-
@Daniel Lichtblau: there should be an icon in the set of icons at the top of the editor, for pasting an image. But it may depend on the reputation, I am not sure. I seem to remember that I could not initially post images either. Also, for the code - if you want it to be printed in the "code" font, all it takes is to tab it 4 spaces to the right (tab key itself does not work, so you have to use the space) –  Leonid Shifrin Jan 26 '11 at 17:38
@Daniel It seems you merged two versions of the code (or some statements are missing) –  belisarius Jan 26 '11 at 17:45
@belisarius Sorry, you are correct (and worse, I deleted the notebook I had). The list of pts was constructed in a manner similar to Leonid's MapIndexed, but not so elegantly. –  Daniel Lichtblau Jan 26 '11 at 17:57
@Daniel Then upvote him! :D –  belisarius Jan 26 '11 at 18:02

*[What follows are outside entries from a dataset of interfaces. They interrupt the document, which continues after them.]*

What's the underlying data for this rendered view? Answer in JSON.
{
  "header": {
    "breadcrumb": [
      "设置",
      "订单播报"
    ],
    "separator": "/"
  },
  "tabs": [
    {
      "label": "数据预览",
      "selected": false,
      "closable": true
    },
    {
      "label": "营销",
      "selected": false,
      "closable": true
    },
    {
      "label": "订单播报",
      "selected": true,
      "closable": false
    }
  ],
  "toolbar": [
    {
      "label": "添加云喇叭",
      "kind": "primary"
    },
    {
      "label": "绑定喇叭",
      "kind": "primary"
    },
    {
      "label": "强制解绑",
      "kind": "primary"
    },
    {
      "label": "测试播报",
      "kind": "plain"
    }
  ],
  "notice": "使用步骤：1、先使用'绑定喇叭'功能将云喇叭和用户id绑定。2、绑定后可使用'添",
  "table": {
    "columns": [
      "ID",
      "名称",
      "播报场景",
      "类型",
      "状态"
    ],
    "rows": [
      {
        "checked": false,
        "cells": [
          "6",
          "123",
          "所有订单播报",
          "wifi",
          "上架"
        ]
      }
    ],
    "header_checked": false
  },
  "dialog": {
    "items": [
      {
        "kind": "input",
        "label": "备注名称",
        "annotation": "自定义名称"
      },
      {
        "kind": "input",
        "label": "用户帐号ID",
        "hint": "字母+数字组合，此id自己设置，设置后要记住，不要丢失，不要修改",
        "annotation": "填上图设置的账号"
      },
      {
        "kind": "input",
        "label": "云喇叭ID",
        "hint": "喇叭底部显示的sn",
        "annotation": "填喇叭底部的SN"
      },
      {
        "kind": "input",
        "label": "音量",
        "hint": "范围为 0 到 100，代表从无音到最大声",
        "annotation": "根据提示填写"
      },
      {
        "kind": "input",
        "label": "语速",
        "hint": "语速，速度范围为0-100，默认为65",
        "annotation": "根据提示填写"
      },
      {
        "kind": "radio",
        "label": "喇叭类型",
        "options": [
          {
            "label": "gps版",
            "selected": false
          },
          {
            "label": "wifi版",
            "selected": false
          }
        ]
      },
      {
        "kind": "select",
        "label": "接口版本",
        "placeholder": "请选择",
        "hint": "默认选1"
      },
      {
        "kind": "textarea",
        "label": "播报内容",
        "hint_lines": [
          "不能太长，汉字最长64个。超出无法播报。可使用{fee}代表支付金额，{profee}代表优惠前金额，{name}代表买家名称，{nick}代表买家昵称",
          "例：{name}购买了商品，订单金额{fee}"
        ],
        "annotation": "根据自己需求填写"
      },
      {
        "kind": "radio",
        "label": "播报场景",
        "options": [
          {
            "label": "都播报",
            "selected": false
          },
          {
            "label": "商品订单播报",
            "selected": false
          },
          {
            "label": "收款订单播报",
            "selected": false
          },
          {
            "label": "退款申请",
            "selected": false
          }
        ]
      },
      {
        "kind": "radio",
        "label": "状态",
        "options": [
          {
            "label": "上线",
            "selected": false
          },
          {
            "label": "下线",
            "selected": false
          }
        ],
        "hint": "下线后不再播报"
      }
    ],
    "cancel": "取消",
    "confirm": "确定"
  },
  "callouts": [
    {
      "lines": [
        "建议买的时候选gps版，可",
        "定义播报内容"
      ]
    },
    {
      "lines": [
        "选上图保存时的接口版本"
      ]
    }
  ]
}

@belisarius How do I transfer that vote? I really am new to this stuff. –  Daniel Lichtblau Jan 26 '11 at 18:16